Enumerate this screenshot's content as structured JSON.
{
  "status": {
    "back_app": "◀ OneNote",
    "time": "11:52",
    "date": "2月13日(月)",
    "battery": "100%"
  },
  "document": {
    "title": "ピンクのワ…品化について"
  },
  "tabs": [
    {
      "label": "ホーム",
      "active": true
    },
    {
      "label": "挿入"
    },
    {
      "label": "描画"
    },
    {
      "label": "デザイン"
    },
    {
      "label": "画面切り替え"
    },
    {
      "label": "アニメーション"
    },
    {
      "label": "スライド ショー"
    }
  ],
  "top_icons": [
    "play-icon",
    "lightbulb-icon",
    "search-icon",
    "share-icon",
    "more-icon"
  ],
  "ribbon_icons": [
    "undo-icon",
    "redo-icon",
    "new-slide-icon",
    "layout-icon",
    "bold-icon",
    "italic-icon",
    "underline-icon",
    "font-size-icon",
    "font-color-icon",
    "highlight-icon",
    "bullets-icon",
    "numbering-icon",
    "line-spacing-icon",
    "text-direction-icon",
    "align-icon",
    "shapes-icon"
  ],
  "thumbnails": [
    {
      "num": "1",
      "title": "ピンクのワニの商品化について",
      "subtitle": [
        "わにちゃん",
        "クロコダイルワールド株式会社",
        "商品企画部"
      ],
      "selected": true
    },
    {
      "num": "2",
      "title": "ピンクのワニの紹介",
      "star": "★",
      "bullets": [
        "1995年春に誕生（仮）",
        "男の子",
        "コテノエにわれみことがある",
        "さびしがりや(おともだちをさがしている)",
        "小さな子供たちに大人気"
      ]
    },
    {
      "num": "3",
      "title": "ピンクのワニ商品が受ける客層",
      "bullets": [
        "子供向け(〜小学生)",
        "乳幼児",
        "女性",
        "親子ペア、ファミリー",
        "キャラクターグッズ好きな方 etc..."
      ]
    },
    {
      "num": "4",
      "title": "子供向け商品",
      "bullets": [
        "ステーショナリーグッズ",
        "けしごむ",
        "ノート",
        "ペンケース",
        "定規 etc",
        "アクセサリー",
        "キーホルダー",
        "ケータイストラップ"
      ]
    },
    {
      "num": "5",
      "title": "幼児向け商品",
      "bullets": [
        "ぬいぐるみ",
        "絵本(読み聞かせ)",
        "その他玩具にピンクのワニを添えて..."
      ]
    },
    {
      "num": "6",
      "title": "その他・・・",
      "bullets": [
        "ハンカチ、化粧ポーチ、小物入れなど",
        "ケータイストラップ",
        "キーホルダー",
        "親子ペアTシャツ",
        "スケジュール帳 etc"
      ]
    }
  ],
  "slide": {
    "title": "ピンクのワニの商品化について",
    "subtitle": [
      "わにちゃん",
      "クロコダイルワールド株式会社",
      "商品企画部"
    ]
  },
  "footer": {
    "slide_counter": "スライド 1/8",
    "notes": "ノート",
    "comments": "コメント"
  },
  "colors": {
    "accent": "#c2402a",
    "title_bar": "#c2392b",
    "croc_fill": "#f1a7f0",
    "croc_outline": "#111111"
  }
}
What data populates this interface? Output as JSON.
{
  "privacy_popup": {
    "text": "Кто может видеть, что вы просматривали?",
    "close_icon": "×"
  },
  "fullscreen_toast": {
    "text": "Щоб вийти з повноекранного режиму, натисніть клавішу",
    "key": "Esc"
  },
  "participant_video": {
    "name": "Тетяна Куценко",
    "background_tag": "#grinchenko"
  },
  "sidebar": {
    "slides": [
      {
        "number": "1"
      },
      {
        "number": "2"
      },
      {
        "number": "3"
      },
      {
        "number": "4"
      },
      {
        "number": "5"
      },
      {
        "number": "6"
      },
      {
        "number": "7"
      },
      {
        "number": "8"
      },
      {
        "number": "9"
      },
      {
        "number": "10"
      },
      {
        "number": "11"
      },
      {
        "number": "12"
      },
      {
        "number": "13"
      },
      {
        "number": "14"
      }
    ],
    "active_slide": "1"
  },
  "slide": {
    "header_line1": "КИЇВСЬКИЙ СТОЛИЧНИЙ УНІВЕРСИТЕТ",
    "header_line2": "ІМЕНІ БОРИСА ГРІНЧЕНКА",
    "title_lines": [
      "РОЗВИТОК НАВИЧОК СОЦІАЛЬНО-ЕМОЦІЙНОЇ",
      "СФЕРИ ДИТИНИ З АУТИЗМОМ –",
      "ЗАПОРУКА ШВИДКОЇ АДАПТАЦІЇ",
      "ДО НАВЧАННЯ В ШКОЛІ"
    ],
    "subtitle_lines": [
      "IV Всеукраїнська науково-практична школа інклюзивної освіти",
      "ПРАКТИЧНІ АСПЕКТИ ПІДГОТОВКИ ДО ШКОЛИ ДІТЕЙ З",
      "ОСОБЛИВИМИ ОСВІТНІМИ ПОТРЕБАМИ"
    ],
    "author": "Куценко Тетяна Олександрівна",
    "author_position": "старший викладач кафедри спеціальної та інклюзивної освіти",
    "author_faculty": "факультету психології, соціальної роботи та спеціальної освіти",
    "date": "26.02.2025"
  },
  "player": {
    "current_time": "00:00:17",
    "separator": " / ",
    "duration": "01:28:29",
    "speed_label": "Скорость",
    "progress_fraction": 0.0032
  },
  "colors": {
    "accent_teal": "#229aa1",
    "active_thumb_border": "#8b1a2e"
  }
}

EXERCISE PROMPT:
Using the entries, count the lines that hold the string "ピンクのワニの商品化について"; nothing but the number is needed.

OUTPUT BELOW:
2